### DIRECTIONS
Your answer should reproduce every line of the material in which the word "title" occurs.

== DATA LISTING ==

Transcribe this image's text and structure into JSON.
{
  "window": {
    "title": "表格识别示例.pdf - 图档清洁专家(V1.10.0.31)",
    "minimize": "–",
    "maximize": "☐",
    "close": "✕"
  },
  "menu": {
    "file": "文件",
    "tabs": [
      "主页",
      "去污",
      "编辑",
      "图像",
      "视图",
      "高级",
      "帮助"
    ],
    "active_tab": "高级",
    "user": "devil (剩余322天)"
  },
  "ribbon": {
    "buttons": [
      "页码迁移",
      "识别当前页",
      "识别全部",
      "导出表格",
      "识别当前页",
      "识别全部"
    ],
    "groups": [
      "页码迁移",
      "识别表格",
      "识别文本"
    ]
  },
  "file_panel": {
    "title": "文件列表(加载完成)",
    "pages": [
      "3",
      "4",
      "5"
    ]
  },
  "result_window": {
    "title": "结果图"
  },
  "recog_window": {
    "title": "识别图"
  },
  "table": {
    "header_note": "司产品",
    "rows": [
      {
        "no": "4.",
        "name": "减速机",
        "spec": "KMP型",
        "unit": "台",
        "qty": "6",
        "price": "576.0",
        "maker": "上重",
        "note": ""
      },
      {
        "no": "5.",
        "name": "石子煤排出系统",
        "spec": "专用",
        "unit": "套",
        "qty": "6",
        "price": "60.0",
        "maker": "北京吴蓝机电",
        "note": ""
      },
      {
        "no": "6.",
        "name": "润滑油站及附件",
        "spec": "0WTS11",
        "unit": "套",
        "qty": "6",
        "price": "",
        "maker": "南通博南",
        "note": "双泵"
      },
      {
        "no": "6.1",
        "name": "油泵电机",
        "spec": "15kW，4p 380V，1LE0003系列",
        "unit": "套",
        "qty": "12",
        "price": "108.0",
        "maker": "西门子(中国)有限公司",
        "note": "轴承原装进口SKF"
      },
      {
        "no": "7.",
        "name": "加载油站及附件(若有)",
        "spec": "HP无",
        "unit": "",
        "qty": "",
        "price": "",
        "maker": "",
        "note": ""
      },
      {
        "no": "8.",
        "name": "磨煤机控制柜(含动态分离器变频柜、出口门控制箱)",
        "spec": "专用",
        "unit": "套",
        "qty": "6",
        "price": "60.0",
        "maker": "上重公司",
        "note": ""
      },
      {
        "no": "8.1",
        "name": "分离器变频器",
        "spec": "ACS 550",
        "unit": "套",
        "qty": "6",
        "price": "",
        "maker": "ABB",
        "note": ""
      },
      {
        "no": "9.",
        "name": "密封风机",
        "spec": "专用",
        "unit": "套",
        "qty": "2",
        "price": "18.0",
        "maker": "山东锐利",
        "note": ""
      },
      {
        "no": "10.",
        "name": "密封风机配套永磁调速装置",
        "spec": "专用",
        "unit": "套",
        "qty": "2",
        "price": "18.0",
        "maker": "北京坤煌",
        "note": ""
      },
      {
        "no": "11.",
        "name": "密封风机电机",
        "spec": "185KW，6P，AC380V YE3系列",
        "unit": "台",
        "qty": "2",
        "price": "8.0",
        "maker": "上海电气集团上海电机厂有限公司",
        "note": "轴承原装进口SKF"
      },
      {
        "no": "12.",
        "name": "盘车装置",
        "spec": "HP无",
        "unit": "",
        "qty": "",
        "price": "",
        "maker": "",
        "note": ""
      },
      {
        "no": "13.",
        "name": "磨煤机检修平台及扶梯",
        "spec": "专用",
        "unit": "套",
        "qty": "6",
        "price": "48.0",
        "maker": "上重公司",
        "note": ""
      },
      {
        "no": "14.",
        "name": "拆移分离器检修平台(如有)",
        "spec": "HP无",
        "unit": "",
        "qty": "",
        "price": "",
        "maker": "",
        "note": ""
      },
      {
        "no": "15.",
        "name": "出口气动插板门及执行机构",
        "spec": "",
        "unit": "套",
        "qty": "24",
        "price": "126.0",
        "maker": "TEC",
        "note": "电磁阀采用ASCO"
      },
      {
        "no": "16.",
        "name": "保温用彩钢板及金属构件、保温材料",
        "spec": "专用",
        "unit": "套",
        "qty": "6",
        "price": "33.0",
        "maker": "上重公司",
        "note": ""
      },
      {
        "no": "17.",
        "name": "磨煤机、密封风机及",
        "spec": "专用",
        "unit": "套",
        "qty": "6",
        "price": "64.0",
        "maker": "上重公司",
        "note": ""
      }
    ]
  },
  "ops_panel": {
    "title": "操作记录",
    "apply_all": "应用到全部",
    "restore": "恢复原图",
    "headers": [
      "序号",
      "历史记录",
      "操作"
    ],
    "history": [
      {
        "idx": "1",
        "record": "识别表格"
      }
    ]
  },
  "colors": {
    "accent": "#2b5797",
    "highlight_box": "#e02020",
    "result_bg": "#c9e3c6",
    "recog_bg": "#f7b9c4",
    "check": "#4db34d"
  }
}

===

### RESULT OF THIS EXERCISE
    "title": "表格识别示例.pdf - 图档清洁专家(V1.10.0.31)",
    "title": "文件列表(加载完成)",
    "title": "结果图"
    "title": "识别图"
    "title": "操作记录",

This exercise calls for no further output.